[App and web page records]
---

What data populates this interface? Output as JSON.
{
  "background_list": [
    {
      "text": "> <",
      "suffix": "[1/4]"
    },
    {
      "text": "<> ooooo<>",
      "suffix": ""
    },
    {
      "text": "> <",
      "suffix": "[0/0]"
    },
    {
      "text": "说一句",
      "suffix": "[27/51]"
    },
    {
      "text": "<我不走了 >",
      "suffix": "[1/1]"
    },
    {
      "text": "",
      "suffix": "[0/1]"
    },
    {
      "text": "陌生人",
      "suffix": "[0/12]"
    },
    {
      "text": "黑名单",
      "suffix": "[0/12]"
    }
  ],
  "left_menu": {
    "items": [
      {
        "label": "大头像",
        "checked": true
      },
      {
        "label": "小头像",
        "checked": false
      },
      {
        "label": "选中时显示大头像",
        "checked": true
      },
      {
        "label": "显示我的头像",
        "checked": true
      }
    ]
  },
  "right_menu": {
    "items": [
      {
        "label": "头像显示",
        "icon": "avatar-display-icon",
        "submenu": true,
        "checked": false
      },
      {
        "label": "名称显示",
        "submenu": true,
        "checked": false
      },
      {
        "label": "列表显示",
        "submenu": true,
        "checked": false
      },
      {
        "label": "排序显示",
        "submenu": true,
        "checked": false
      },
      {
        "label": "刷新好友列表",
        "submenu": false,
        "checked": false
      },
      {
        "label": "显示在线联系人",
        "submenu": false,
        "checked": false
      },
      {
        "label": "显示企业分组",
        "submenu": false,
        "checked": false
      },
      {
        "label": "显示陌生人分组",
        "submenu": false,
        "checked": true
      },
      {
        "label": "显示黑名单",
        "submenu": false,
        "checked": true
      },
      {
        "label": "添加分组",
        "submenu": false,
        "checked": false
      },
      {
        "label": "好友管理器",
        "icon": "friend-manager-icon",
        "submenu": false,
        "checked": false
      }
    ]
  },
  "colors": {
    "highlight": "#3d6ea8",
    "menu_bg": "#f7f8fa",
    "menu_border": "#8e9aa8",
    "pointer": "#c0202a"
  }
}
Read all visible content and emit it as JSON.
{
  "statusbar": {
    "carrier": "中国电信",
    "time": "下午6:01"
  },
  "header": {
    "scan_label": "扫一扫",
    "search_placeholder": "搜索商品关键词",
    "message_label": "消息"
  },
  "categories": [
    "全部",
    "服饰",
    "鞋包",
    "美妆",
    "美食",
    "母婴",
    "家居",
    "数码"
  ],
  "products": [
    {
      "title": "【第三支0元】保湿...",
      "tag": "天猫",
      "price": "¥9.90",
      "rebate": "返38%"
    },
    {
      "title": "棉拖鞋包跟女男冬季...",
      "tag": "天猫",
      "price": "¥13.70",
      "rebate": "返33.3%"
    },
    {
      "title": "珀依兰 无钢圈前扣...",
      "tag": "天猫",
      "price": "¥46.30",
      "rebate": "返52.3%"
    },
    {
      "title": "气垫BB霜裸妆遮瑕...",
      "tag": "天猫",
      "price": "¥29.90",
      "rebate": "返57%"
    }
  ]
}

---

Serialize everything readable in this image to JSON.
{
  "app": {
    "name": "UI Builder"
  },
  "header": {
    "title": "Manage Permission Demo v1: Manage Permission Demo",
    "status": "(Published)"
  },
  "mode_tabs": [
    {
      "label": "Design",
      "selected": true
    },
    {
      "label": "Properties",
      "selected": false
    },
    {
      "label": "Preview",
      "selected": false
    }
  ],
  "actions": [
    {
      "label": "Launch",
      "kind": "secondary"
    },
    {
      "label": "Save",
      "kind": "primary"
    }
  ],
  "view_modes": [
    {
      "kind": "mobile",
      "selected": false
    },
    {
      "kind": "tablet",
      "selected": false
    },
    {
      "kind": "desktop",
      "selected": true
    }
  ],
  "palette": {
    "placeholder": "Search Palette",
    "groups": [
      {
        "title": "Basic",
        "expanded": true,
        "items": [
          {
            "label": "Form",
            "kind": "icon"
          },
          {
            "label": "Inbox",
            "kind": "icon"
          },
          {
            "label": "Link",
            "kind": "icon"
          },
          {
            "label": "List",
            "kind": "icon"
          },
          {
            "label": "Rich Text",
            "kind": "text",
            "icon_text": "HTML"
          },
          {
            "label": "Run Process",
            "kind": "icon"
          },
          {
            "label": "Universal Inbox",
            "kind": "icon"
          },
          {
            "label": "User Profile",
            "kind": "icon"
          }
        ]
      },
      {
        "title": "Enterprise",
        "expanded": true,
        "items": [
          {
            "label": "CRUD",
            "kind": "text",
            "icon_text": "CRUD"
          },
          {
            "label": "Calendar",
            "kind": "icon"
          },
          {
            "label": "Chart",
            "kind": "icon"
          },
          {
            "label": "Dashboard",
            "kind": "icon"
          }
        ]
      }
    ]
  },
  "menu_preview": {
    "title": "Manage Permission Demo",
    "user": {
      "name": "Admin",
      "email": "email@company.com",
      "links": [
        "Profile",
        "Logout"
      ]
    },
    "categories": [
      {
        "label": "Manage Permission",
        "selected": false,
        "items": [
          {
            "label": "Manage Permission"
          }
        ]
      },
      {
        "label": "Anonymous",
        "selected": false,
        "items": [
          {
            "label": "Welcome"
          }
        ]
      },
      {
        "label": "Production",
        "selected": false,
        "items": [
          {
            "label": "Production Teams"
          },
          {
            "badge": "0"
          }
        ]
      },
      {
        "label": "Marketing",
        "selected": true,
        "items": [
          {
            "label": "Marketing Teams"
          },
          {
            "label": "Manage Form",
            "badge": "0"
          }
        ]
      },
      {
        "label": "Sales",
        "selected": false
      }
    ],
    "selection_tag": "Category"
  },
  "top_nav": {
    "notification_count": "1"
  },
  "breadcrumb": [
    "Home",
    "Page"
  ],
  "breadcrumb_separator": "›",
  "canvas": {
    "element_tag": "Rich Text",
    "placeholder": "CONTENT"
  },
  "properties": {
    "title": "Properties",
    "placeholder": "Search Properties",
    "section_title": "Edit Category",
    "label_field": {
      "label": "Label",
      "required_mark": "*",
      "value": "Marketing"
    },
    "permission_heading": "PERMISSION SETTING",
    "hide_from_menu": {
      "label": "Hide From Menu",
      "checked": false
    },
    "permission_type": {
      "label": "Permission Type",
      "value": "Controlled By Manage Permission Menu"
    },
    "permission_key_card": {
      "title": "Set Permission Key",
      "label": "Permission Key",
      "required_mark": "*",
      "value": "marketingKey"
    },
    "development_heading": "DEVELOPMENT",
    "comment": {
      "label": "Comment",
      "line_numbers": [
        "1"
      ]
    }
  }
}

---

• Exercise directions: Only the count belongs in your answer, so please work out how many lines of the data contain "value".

• Answer box: 3